WORK ITEM:
Each line of the records that includes "연말정산" should be found and copied.

DATA SHOWN:
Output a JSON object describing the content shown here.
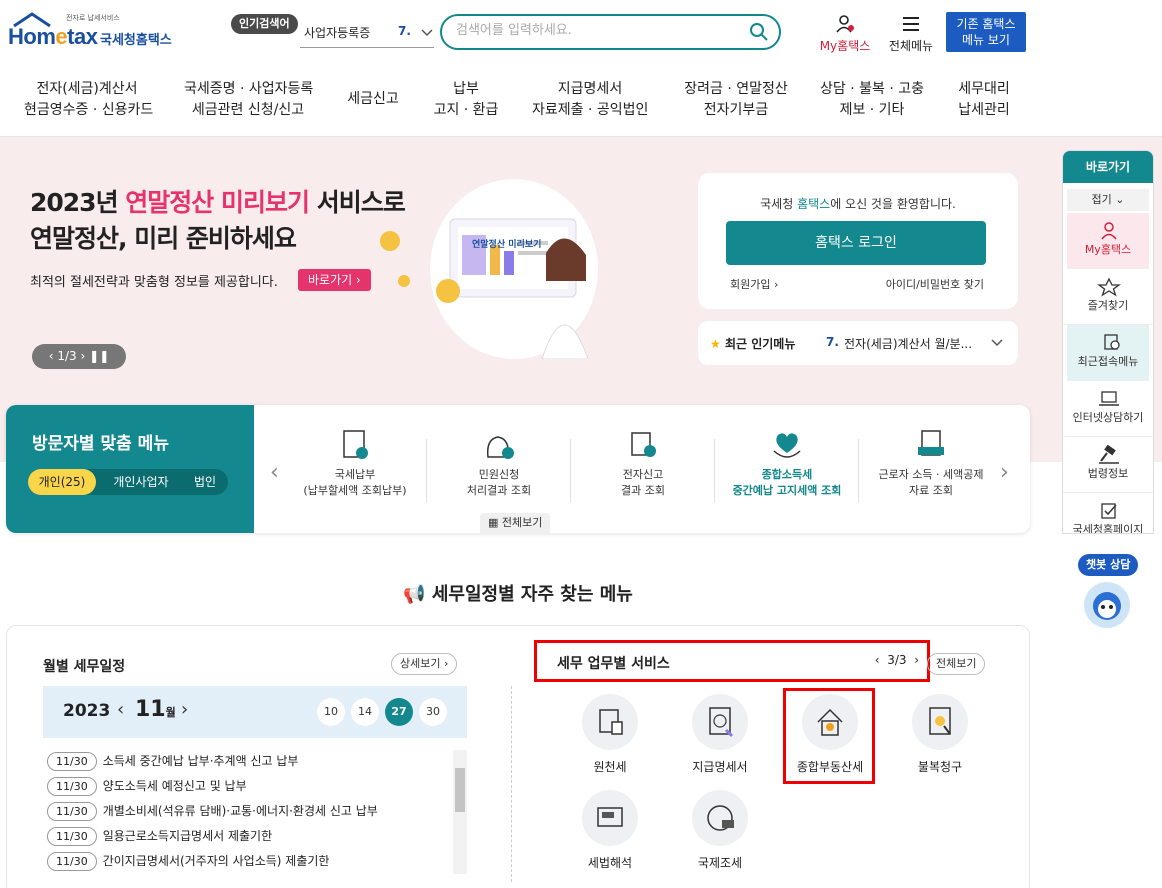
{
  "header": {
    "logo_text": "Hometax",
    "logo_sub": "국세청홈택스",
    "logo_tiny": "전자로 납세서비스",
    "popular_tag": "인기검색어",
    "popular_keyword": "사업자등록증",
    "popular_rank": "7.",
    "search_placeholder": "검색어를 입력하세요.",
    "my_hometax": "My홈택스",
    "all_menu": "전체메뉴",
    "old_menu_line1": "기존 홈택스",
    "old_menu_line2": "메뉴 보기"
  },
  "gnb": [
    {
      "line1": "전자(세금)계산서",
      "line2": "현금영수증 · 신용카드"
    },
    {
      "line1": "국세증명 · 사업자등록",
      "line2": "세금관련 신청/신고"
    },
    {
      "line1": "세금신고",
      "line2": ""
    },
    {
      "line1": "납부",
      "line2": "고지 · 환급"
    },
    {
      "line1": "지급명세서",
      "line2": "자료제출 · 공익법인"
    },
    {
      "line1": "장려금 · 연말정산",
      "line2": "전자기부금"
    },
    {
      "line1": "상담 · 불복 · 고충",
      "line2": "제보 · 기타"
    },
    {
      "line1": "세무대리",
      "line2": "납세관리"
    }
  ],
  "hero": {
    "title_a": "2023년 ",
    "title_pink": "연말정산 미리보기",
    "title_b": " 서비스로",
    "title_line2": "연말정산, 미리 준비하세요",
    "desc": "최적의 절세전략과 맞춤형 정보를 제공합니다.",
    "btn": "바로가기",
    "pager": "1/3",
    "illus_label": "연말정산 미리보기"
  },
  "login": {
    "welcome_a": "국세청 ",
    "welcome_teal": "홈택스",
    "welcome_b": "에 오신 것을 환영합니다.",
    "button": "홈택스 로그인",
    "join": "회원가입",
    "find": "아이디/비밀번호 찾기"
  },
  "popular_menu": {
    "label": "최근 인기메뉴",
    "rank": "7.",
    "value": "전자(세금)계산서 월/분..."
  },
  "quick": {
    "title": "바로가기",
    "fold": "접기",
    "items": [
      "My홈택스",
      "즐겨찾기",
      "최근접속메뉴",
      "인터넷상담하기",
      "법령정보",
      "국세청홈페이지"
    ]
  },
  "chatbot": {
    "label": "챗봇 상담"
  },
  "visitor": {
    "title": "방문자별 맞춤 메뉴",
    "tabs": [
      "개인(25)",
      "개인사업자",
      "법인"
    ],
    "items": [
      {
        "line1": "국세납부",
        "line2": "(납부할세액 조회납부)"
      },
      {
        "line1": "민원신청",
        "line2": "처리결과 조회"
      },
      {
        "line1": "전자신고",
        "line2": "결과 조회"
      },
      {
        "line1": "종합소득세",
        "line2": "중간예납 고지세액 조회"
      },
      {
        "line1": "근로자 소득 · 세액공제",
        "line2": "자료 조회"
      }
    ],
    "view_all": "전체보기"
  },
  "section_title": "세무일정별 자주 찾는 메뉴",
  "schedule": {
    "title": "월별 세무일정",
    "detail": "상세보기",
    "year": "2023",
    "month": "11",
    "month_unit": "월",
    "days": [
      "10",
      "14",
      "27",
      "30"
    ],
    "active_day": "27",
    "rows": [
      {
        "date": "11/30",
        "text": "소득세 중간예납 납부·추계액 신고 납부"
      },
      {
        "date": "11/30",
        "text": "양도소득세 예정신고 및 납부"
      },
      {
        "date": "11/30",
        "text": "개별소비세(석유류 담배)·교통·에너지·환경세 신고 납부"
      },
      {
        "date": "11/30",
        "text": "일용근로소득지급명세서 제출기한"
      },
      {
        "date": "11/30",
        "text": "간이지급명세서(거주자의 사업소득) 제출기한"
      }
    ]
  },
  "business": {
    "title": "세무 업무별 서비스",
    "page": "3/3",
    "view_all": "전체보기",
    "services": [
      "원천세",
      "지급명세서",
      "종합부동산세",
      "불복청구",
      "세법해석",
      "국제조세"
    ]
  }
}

YOUR RESPONSE:
      "line1": "장려금 · 연말정산",
    "title_pink": "연말정산 미리보기",
    "title_line2": "연말정산, 미리 준비하세요",
    "illus_label": "연말정산 미리보기"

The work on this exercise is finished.